Work out how many lines in the entries below include the word "this". Give nothing but the number.

Excerpted records:
•••••

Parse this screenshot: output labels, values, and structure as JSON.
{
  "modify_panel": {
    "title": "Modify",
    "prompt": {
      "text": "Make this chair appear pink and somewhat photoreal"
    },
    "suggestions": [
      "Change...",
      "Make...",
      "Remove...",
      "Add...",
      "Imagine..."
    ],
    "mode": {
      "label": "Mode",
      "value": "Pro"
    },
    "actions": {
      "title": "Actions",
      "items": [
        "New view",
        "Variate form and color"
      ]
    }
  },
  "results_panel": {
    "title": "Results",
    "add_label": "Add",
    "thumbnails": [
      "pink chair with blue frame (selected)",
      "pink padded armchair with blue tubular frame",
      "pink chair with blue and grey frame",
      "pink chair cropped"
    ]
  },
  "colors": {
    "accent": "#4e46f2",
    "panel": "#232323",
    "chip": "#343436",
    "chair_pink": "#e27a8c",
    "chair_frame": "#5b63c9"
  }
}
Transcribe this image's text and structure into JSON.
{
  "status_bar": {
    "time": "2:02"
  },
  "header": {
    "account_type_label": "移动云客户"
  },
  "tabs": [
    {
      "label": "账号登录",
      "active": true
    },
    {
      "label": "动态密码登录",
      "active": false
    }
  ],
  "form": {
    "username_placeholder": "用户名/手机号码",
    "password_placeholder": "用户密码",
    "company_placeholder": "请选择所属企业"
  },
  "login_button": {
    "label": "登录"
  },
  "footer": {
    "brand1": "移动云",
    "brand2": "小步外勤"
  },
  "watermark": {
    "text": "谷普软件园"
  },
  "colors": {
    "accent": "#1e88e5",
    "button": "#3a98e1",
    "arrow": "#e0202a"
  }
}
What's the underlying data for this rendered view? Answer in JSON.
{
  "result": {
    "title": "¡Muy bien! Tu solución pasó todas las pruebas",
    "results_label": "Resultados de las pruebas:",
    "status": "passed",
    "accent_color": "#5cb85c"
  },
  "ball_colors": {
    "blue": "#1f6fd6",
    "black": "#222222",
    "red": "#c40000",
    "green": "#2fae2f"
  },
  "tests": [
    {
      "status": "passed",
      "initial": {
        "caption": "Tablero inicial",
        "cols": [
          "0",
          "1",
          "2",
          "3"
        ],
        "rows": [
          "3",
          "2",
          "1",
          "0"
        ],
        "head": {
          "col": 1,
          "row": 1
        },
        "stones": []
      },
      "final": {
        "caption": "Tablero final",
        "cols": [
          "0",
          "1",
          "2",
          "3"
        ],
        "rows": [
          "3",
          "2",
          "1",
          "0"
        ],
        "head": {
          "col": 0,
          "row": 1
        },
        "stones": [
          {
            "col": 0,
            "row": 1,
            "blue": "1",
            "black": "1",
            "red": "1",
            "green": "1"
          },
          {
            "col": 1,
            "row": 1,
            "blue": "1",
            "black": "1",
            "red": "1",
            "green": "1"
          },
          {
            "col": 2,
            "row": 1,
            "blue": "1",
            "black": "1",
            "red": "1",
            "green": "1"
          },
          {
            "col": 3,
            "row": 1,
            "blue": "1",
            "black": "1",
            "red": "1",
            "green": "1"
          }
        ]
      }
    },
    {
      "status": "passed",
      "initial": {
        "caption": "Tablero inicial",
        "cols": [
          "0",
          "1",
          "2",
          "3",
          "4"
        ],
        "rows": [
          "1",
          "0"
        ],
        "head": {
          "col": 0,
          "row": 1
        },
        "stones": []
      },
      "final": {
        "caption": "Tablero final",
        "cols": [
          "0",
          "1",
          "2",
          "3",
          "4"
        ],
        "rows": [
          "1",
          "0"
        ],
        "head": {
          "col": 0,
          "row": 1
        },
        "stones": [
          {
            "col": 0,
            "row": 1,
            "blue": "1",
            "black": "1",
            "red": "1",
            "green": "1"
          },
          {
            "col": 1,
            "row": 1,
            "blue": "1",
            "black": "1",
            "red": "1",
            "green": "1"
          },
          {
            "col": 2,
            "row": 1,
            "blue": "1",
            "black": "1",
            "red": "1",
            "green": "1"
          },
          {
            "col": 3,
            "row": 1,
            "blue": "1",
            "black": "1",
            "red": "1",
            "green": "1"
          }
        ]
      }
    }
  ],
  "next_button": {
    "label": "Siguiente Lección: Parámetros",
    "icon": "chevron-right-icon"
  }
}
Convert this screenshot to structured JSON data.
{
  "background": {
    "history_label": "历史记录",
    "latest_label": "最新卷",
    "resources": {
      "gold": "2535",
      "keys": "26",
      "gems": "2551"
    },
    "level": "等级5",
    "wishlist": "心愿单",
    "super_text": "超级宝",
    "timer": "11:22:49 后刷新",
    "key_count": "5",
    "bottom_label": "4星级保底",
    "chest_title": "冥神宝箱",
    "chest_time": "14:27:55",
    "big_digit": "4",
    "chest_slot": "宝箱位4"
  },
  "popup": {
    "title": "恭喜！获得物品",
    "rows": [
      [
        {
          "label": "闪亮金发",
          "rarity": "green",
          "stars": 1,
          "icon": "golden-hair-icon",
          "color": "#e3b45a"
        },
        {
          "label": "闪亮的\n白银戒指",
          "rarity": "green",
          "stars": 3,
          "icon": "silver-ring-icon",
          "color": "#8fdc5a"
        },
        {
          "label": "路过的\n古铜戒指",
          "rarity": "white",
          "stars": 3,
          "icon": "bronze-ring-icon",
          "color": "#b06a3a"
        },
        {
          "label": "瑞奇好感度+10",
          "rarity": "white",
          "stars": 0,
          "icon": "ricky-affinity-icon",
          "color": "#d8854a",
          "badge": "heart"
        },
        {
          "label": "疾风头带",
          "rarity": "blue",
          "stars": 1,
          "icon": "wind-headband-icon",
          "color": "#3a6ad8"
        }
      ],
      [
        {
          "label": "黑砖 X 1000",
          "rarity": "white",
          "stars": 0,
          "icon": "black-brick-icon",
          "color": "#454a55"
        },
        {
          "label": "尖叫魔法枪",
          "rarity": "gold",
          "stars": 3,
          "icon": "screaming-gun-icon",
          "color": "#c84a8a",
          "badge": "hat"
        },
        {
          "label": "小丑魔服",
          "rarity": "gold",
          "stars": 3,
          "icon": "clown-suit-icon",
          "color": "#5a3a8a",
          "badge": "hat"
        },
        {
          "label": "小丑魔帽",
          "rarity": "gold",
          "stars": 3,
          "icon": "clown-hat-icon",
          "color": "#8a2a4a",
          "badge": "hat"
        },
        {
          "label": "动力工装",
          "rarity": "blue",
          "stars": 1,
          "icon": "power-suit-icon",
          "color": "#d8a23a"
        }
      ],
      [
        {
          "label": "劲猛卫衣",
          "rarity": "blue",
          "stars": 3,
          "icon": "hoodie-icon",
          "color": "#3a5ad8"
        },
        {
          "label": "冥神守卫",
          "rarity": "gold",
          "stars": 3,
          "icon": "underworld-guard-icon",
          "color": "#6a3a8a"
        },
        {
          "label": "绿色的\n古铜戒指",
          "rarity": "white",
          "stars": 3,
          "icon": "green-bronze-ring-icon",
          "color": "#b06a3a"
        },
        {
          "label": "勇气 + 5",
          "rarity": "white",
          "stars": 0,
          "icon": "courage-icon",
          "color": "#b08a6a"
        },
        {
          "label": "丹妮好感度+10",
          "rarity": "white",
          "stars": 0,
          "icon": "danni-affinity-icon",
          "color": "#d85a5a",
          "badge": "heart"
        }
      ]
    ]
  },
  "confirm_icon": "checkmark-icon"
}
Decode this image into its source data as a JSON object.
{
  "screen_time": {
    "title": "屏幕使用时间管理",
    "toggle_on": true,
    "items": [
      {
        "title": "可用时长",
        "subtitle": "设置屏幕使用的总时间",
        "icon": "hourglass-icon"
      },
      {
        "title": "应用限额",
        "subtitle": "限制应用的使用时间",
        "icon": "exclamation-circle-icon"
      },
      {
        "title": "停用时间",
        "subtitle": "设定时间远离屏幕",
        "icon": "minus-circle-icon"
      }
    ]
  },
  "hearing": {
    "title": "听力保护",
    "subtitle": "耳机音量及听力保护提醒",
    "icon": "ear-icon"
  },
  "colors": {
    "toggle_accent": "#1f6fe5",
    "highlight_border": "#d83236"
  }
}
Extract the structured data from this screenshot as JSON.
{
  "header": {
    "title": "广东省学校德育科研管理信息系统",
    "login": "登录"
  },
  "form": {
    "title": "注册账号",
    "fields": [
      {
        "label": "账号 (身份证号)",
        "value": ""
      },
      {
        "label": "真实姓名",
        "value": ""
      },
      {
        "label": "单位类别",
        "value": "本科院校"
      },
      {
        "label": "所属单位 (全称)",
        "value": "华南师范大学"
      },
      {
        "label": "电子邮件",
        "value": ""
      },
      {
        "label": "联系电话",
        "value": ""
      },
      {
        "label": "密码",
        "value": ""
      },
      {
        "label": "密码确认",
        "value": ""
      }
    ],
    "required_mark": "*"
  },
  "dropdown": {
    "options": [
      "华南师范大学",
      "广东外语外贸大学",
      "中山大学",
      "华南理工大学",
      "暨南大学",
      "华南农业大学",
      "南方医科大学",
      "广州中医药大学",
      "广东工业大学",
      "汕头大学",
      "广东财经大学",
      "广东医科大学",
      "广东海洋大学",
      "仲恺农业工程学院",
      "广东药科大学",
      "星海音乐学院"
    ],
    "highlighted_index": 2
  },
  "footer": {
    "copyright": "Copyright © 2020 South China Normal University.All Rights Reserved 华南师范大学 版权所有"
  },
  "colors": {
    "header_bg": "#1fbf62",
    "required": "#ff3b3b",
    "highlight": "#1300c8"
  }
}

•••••

Answer for the task: 7